The Mito Foundation is fortunate to work with incredible individuals who go the extra mile to support people with mito. Each year we recognise some of those whose exceptional efforts have had a significant impact on the mito community.
Congratulations to the following:
Fabienne is the neurogenetics nurse at Royal North Shore Hospital.
Trent and Alysha held a fundraiser at their Crossfit gym. They called it the Bloody Long WOD, having registrants complete a 7-hour workout and upping the ante on the 35km Bloody Long Walk for their extremely fit members.
Trent and Alysha's son, Bodhi, has mito, and this event was a way to engage their already supportive community in something they love while raising money to support Mito Foundation. The event in August raised over $9,200. All this was done while caring for their newborn baby and tending to complications with Bodhi's health.
This couple, their family and community are an inspiration.
Kerrie always supports The Bloody Long Walk in Victoria with her ''Little Olive Cafe" coffee van, donating the proceeds to Mito Foundation.
Kerrie also walks in the event and always fundraises in addition to the coffee van donations. Kerrie's dedication is inspired by her beautiful granddaughter Maeve.
Kim is the Deputy Chair of the Mito Community Advisory Panel and enthusiastically volunteers her time and expertise. Kim is full of great ideas and is a regular feature at Queensland events, including the Bloody Long Walk, always with a smile and happy to chat. Her enthusiasm is infectious!
Dr Maher's research has uncovered the structure and function of a protein (COA7) that when mutated, is linked to neurological conditions such as ataxia and leukoencephalopathy. It was previously unknown exactly how this protein was involved in assembling complex IV in the mitochondrial respiratory chain.
Unpicking these protein assembly processes is crucial for understanding the origins of mitochondrial disease.
Dr Davis' research uses innovative genomic methods to simplify the diagnosis of mito and shorten the long and at times invasive diagnostic journey.
This is achieved by using a simple (single) blood test and analysing nuclear and mitochondrial DNA simultaneously to find the underlying cause of disease.
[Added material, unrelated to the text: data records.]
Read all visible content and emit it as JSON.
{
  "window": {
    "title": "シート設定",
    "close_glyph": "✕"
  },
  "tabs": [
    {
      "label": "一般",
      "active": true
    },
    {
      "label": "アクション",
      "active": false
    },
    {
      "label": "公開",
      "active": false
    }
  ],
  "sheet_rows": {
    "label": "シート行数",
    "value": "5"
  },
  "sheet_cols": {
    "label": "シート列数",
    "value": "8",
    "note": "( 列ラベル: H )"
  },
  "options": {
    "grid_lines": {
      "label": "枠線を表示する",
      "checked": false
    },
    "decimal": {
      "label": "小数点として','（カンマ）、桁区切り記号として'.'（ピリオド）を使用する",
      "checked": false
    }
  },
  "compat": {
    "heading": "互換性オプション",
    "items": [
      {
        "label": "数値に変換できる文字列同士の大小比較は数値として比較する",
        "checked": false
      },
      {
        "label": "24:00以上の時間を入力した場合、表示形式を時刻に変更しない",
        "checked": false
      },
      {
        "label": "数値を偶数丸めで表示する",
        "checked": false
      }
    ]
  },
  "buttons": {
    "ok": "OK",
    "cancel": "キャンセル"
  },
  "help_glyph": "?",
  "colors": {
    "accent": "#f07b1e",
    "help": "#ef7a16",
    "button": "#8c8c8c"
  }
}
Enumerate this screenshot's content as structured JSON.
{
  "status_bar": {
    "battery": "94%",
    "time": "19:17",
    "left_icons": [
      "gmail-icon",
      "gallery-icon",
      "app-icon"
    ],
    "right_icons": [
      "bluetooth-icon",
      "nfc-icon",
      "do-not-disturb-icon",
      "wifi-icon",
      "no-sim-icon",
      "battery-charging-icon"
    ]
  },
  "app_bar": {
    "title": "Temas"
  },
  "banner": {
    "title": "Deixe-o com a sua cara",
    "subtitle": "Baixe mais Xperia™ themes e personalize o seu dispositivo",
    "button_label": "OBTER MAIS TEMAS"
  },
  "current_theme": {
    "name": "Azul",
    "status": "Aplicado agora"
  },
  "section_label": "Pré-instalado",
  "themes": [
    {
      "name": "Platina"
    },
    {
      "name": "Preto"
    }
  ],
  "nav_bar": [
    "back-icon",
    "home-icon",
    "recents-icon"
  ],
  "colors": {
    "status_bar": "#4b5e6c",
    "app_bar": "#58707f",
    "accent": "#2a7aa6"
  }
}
To further improve diagnostic rates, a new bioinformatic tool was developed to identify mitochondrial DNA variants even if only present at low levels in blood. 53.7% of patients recruited into the study were subsequently diagnosed.
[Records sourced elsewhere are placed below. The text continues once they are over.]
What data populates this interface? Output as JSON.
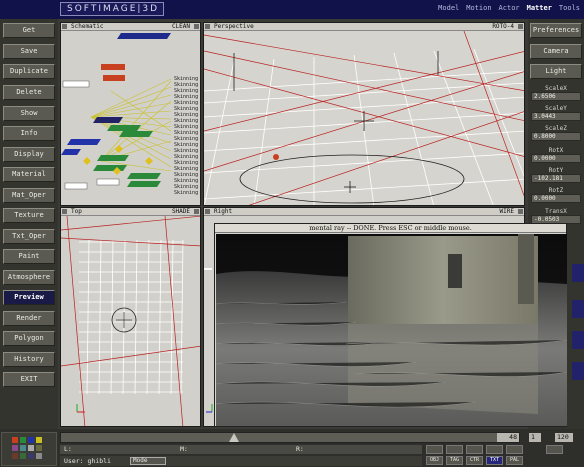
{
  "app": {
    "logo": "SOFTIMAGE|3D"
  },
  "modules": [
    "Model",
    "Motion",
    "Actor",
    "Matter",
    "Tools"
  ],
  "active_module": "Matter",
  "left_menu": [
    "Get",
    "Save",
    "Duplicate",
    "Delete",
    "Show",
    "Info",
    "Display",
    "Material",
    "Mat_Oper",
    "Texture",
    "Txt_Oper",
    "Paint",
    "Atmosphere",
    "Preview",
    "Render",
    "Polygon",
    "History",
    "EXIT"
  ],
  "selected_left": "Preview",
  "right_menu": {
    "preferences": "Preferences",
    "camera": "Camera",
    "light": "Light"
  },
  "transforms": [
    {
      "label": "ScaleX",
      "value": "2.6506"
    },
    {
      "label": "ScaleY",
      "value": "3.0443"
    },
    {
      "label": "ScaleZ",
      "value": "0.8000"
    },
    {
      "label": "RotX",
      "value": "0.0000"
    },
    {
      "label": "RotY",
      "value": "-102.181"
    },
    {
      "label": "RotZ",
      "value": "0.0000"
    },
    {
      "label": "TransX",
      "value": "-0.0503"
    }
  ],
  "viewports": {
    "schematic": {
      "title": "Schematic",
      "mode": "CLEAN"
    },
    "perspective": {
      "title": "Perspective",
      "mode": "ROTO-4"
    },
    "top": {
      "title": "Top",
      "mode": "SHADE"
    },
    "right": {
      "title": "Right",
      "mode": "WIRE"
    }
  },
  "schematic_labels": [
    "Skinning",
    "Skinning",
    "Skinning",
    "Skinning",
    "Skinning",
    "Skinning",
    "Skinning",
    "Skinning",
    "Skinning",
    "Skinning",
    "Skinning",
    "Skinning",
    "Skinning",
    "Skinning",
    "Skinning",
    "Skinning",
    "Skinning",
    "Skinning",
    "Skinning",
    "Skinning",
    "Skinning",
    "Skinning",
    "Skinning",
    "Skinning"
  ],
  "render_window": {
    "title": "mental ray -- DONE. Press ESC or middle mouse."
  },
  "timeline": {
    "current_frame": "48",
    "start": "1",
    "end": "120"
  },
  "status": {
    "left": "L:",
    "middle": "M:",
    "right": "R:"
  },
  "user": {
    "label": "User: ghibli",
    "mode": "Mode"
  },
  "bottom_buttons": [
    "OBJ",
    "TAG",
    "CTR",
    "TXT",
    "PAL"
  ],
  "active_bottom": "TXT",
  "colors": {
    "title_bg": "#12124a",
    "panel": "#34342f",
    "button": "#5a5a52",
    "selected": "#1a1a46",
    "viewport": "#d2d0ca"
  }
}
Highly Commended Contributions To Mitochondrial Research
Mito Foundation acknowledges the following individuals for their commitment to mito research:
Dr Giulia Rossetti
Dr Richard Lee
Dr Thomas Jackson
Dr Isabel Lopez Sanchez
Dr Janet Long